If you're like me, adulthood has hit you like a runaway train and expenses such as diapers, gas and a little thing called a mortgage have made it clear that a full run of Batman or Amazing Spider-Man is not in your future. Fear not, financially burdened geeks, for I have found great 5 titles with short runs (between 7 and 12 issues) that can be completed for relative peanuts. These are also pretty easy to find, so you should be able to put together your runs with little effort.
The Frogmen? Yes, The Frogmen. This is a fun, fun, fun series. Lots of great, self-contained (get it?) stories and unbelievable artwork. As much as I like Sea Devils (especially those with Russ Heath art), this is a superior series. The Frogmen take on dangerous assignments around the world, so it has a James Bond in flippers feel to it. The series premiered with Four Color #1258 and then moved into its own title for an additional 11 issues. George Evans, Alex Toth, Don Heck and Mike Sekowsky all contributed artwork and even Frank Frazetta provided inks. This series is pure Silver Age fun and adventure. I'd be surprised if you couldn't put together a run of the 11 issues for under $50. I recently picked up two low grade but solid copies for $1.35 each.
The King Features Syndicate had a very brief foray in the comic book business, but one of their lasting contributions was the 11 issue Flash Gordon series. Al Williamson, Reed Crandall and Frank Bolle give these books a wonderful look and many of the scripts are by Archie Goodwin. These are unbelievably inexpensive when compared to contemporary books published by DC and Marvel and are as good, if not better. I'll bet you could pick up a VG run of the series for $50. If you're feeling very confident, you can also pick up the additional 7 issues after the series was continued at Charlton. Those issues feature fun Pat Boyette artwork (see last week's column).
Well, it looks as though DC has finally wised up and now plans on reprinting Bat Lash in the Showcase Presents format (readers of my blog will remember that I demanded the TPB treatment a while back). For those among you who like single issues in spectacular color, let me suggest that you start digging around for these back issues. I see low to mid grade copies selling on eBay all of the time for around $5. The Nick Cardy artwork is breathtaking and the Aragones & O'Neil stories are definitely ahead of their time and therefore have aged very, very well. This is one of the best series of the 60s, and it's a shame that it had such a short run, but that makes it much easier to complete it.

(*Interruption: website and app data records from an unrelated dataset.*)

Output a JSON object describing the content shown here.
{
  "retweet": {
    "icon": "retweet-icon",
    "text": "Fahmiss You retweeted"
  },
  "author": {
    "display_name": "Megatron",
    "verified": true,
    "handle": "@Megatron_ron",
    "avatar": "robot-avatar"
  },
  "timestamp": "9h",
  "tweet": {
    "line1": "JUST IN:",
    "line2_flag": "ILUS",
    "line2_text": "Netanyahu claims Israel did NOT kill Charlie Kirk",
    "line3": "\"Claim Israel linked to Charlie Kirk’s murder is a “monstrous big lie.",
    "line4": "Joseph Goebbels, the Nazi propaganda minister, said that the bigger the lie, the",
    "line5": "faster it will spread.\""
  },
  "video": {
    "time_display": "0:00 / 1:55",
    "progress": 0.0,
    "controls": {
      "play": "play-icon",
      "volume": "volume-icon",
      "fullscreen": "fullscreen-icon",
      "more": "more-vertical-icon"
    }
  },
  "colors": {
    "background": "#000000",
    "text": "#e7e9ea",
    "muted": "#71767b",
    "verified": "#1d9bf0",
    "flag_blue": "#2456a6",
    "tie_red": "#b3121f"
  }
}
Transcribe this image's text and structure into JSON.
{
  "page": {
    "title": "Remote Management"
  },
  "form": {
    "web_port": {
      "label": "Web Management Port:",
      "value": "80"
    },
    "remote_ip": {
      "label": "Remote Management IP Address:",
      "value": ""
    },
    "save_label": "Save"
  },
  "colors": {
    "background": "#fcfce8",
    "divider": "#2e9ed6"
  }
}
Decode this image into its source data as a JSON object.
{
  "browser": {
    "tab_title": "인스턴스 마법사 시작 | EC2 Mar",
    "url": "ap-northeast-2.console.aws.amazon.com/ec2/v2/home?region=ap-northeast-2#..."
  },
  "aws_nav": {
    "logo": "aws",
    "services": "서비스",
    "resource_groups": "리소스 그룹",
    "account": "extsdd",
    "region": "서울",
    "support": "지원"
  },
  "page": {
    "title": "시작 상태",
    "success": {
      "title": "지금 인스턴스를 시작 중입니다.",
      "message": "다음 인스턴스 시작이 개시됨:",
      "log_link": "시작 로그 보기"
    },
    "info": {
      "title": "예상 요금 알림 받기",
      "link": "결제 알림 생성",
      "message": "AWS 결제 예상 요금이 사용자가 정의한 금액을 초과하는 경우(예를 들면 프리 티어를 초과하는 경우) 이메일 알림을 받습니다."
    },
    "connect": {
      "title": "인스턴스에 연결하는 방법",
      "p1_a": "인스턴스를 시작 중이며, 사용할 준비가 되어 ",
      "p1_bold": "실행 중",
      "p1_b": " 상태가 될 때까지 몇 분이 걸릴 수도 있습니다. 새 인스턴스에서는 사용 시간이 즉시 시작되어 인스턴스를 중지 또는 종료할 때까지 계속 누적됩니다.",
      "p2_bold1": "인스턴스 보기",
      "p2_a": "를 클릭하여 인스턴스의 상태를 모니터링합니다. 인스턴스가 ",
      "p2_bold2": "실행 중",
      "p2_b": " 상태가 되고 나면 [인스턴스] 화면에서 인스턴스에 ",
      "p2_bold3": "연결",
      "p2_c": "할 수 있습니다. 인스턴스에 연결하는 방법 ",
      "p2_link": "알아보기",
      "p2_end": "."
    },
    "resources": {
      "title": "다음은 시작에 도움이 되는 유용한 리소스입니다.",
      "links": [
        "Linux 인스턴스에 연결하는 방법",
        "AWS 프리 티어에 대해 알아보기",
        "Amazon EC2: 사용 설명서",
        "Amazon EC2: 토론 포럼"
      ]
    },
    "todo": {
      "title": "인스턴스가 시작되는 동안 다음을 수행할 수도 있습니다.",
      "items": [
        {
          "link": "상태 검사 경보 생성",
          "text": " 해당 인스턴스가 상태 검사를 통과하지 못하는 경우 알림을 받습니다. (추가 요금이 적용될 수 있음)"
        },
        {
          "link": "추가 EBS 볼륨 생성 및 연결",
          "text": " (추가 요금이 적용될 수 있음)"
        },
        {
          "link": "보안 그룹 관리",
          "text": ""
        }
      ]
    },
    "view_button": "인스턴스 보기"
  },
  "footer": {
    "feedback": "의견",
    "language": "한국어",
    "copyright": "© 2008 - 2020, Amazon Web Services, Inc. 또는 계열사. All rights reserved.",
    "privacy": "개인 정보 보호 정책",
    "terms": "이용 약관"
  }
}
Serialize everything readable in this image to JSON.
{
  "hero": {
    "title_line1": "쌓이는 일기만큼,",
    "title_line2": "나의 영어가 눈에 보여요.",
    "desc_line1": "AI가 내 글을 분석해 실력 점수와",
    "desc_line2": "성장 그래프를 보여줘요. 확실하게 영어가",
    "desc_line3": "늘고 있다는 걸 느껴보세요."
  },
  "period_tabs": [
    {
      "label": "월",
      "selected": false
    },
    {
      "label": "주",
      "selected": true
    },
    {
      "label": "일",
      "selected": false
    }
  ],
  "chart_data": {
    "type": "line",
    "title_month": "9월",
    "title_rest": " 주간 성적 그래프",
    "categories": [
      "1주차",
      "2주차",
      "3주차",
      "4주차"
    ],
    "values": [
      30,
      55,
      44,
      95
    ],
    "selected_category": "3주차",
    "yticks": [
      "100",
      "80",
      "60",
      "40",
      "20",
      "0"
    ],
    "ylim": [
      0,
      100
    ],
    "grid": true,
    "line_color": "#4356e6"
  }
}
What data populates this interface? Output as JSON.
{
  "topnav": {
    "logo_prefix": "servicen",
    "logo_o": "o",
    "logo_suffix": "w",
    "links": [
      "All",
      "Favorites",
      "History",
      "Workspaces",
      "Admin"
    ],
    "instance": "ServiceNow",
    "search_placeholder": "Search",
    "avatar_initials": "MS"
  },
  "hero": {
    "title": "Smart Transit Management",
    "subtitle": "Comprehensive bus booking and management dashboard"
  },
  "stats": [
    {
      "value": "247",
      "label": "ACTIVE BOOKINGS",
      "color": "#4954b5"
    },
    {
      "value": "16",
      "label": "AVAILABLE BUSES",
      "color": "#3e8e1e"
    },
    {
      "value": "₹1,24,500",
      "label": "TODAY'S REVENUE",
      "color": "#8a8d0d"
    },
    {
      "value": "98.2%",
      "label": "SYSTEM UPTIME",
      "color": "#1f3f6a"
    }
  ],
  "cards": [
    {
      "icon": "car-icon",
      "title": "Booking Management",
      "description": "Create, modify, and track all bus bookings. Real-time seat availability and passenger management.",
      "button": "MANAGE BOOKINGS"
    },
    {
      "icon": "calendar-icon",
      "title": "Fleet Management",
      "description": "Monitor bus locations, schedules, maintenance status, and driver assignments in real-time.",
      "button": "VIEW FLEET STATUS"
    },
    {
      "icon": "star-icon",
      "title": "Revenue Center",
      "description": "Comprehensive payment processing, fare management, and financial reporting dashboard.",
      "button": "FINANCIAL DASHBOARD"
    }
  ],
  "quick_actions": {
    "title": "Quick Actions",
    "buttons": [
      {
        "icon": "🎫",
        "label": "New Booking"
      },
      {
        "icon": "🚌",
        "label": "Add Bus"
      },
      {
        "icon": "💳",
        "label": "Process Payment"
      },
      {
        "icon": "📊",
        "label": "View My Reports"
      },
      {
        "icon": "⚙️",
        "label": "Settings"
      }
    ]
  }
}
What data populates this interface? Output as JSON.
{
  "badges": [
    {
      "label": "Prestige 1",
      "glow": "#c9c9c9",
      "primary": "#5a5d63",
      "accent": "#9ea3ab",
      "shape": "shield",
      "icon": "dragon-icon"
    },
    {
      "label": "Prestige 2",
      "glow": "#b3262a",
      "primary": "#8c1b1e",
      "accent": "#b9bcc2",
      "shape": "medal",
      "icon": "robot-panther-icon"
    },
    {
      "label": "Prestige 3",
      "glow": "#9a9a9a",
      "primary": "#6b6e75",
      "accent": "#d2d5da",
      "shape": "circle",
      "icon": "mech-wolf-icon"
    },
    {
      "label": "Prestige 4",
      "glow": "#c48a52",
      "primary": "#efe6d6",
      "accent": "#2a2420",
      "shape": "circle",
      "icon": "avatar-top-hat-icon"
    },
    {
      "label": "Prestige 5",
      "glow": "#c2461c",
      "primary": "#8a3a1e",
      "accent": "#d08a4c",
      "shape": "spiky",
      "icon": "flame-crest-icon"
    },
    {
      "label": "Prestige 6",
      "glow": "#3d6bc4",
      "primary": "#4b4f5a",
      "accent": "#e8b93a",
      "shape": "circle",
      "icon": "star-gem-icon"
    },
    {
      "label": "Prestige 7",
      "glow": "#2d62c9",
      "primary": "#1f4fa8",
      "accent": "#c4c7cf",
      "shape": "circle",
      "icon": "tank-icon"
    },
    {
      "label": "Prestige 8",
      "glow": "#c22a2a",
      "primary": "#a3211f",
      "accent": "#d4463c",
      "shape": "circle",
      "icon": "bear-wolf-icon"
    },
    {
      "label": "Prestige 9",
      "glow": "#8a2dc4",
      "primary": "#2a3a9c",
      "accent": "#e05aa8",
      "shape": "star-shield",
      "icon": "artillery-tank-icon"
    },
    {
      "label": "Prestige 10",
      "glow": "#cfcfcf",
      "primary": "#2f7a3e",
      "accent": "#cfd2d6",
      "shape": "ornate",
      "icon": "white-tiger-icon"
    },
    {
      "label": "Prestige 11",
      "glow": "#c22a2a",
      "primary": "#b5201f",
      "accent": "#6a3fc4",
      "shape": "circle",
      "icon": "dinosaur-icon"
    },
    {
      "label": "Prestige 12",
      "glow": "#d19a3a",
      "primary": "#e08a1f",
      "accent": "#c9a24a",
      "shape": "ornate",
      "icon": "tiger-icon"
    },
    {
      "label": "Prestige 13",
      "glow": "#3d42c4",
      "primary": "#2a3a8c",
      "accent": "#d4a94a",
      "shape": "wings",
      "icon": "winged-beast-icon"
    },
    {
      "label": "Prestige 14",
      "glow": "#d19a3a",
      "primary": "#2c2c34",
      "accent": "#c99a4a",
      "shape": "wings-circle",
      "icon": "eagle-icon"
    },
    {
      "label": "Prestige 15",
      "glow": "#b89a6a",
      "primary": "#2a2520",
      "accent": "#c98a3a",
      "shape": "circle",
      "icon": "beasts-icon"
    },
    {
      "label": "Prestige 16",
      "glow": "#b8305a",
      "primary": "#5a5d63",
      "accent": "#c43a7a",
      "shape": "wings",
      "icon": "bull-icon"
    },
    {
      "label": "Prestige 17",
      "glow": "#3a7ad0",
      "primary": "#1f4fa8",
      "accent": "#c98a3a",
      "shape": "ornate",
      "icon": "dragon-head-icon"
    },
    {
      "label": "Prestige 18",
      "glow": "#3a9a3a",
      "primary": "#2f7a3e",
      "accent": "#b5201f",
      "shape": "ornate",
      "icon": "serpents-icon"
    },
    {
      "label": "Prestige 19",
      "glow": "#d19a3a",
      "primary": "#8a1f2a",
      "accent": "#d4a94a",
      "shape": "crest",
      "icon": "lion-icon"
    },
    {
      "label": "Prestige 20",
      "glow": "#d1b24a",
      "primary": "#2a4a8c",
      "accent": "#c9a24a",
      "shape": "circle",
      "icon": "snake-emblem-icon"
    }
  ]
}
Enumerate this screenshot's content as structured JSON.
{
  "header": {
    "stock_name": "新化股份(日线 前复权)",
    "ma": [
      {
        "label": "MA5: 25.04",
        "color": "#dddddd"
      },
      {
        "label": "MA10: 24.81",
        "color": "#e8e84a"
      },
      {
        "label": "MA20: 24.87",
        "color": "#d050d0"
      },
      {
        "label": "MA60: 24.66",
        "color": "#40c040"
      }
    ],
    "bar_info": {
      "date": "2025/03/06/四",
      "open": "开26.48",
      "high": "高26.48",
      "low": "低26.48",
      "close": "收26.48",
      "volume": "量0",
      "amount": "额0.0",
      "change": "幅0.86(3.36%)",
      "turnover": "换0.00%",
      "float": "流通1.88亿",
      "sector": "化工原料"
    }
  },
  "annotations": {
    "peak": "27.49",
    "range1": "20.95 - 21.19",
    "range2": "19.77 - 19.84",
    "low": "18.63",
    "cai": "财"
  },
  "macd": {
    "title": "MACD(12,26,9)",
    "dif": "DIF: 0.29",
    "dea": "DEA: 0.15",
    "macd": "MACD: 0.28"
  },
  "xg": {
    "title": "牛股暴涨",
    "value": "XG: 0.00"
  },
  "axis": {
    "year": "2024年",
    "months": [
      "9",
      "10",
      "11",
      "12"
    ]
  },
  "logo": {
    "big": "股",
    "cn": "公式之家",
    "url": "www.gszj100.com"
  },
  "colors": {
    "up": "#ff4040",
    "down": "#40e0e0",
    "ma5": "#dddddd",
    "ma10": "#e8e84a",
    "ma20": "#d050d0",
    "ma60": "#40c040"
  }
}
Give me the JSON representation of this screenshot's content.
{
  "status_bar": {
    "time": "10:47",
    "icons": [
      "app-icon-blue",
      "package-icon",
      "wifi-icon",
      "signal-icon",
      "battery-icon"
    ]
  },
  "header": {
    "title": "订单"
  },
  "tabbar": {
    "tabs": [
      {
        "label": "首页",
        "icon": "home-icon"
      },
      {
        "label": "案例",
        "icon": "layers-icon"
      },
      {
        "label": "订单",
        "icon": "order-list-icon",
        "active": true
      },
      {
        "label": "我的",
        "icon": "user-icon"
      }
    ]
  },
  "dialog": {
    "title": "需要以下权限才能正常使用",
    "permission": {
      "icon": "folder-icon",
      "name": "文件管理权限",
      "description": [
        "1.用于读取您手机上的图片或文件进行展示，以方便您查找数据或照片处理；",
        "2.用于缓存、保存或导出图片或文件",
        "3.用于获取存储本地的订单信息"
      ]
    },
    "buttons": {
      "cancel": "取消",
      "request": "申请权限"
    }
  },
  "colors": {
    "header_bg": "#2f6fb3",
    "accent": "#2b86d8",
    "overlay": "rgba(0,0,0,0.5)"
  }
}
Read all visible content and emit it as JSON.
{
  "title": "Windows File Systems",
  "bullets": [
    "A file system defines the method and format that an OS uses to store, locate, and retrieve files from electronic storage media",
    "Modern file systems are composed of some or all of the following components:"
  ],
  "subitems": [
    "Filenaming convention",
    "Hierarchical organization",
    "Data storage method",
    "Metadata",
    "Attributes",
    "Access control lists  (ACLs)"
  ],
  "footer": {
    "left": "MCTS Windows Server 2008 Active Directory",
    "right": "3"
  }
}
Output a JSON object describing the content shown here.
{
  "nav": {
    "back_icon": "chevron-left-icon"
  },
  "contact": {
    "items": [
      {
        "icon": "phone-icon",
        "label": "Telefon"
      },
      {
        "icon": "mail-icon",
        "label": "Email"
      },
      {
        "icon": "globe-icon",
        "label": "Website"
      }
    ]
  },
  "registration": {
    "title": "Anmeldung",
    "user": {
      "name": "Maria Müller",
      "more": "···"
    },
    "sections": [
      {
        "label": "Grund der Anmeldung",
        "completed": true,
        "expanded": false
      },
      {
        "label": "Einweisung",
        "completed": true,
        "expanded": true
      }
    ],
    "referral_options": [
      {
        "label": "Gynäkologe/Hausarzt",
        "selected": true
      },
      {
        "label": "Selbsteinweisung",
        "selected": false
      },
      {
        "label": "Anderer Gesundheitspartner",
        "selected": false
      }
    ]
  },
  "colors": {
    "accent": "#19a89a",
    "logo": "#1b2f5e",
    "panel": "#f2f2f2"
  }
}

Ok, the first two Bloodstone issues aren't all that great, but Marvel certainly put out some worse crap in the 70s than Marvel Presents (and that Gil Kane cover to #1 is a dandy). I've got two words that will tell you all you need to know about this series: Steve and Gerber. Gerber's fertile imagination is in full bloom here as he builds a mythos around the Guardians of the Galaxy. As he does so often, Gerber can make even the most obscure characters extremely compelling. This may not be Gerber at his best, but it's solid and much more cohesive and coherent than the majority of Marvel's high concept books published during this period. Al Milgrom does most of the art and he's solid, if not spectacular. The keys are eventually handed over to Roger Stern who continues nicely under the run ends with #12. These are bargain bin fodder, so you should be able to piece together the run for a buck or two a pop. Watch out for the bait and switch with issue #8, the result of the standard Marvel scheduling mishap - it is mostly a reprint of Silver Surfer #2, so it's not a total loss.
One of the universal rules of comic book collecting is that everyone should own a run of E-Man. It's hard to believe that this series is now 35 years old, as it is as charming and entertaining as ever. With E-Man, Charlton took one more kick at the superhero can and while it only lasted 10 issues - it has developed a well deserved reputation as one of the best exports from Derby, CT. This Cuti/Staton creation is the wonderful fish out of water tale of a powerful alien dealing with both ordinary and extraordinary problems on Earth. It's very inventive, with great blend of action and humor. Joe Staton is a personal favourite of mine and this is the perfect vehicle for his style. An added treat are the great back-up stories, which include Cuti & Byrne's Rog 2000, Ditko's crazy but fun Killjoy, Ditko's most standard Liberty Belle and the interesting time traveler Travis by Cuti and Tom Sutton. There's a lot of good reading in these pages and it's still dirt cheap and widely available.
So, there you go. 5 great series that can be collected in full without taking out a second mortgage. There are a lot of hidden gems out there, and if you're willing to do a little digging and aren't obsessed with a slabbed 9.8, you can start putting together a nice collection.
For more rudderless talk about Classic Comics and further reading recomendations, stop by my blog Seduction of the Indifferent